(Extracted records)
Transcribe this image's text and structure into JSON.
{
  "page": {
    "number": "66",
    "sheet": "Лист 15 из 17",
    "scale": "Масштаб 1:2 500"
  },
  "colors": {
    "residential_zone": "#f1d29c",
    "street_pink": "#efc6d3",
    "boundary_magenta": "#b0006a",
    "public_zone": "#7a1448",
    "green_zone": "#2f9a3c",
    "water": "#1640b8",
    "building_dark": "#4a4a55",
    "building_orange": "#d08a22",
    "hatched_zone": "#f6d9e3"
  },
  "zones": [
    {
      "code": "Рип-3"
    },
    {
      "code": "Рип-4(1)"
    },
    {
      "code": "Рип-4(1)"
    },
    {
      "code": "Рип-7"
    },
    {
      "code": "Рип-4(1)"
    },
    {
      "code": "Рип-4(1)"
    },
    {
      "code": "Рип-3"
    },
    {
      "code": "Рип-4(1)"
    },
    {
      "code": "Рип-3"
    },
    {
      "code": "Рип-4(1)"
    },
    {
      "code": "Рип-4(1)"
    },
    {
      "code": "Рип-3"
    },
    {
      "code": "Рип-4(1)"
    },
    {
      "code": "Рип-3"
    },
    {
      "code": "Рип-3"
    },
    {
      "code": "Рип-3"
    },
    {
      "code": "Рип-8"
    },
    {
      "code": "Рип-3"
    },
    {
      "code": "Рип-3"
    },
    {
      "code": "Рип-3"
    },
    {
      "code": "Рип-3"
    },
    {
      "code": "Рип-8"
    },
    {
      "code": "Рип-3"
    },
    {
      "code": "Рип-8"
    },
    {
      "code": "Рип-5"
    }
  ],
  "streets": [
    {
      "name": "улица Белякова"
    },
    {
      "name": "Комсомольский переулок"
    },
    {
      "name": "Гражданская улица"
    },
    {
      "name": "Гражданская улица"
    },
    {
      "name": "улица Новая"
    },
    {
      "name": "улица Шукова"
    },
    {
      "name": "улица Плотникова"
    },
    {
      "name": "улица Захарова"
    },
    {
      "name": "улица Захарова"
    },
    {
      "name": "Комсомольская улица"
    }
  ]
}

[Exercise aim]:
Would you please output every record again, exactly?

[Answer]:
Transcribe this image's text and structure into JSON.
{
  "page": {
    "number": "66",
    "sheet": "Лист 15 из 17",
    "scale": "Масштаб 1:2 500"
  },
  "colors": {
    "residential_zone": "#f1d29c",
    "street_pink": "#efc6d3",
    "boundary_magenta": "#b0006a",
    "public_zone": "#7a1448",
    "green_zone": "#2f9a3c",
    "water": "#1640b8",
    "building_dark": "#4a4a55",
    "building_orange": "#d08a22",
    "hatched_zone": "#f6d9e3"
  },
  "zones": [
    {
      "code": "Рип-3"
    },
    {
      "code": "Рип-4(1)"
    },
    {
      "code": "Рип-4(1)"
    },
    {
      "code": "Рип-7"
    },
    {
      "code": "Рип-4(1)"
    },
    {
      "code": "Рип-4(1)"
    },
    {
      "code": "Рип-3"
    },
    {
      "code": "Рип-4(1)"
    },
    {
      "code": "Рип-3"
    },
    {
      "code": "Рип-4(1)"
    },
    {
      "code": "Рип-4(1)"
    },
    {
      "code": "Рип-3"
    },
    {
      "code": "Рип-4(1)"
    },
    {
      "code": "Рип-3"
    },
    {
      "code": "Рип-3"
    },
    {
      "code": "Рип-3"
    },
    {
      "code": "Рип-8"
    },
    {
      "code": "Рип-3"
    },
    {
      "code": "Рип-3"
    },
    {
      "code": "Рип-3"
    },
    {
      "code": "Рип-3"
    },
    {
      "code": "Рип-8"
    },
    {
      "code": "Рип-3"
    },
    {
      "code": "Рип-8"
    },
    {
      "code": "Рип-5"
    }
  ],
  "streets": [
    {
      "name": "улица Белякова"
    },
    {
      "name": "Комсомольский переулок"
    },
    {
      "name": "Гражданская улица"
    },
    {
      "name": "Гражданская улица"
    },
    {
      "name": "улица Новая"
    },
    {
      "name": "улица Шукова"
    },
    {
      "name": "улица Плотникова"
    },
    {
      "name": "улица Захарова"
    },
    {
      "name": "улица Захарова"
    },
    {
      "name": "Комсомольская улица"
    }
  ]
}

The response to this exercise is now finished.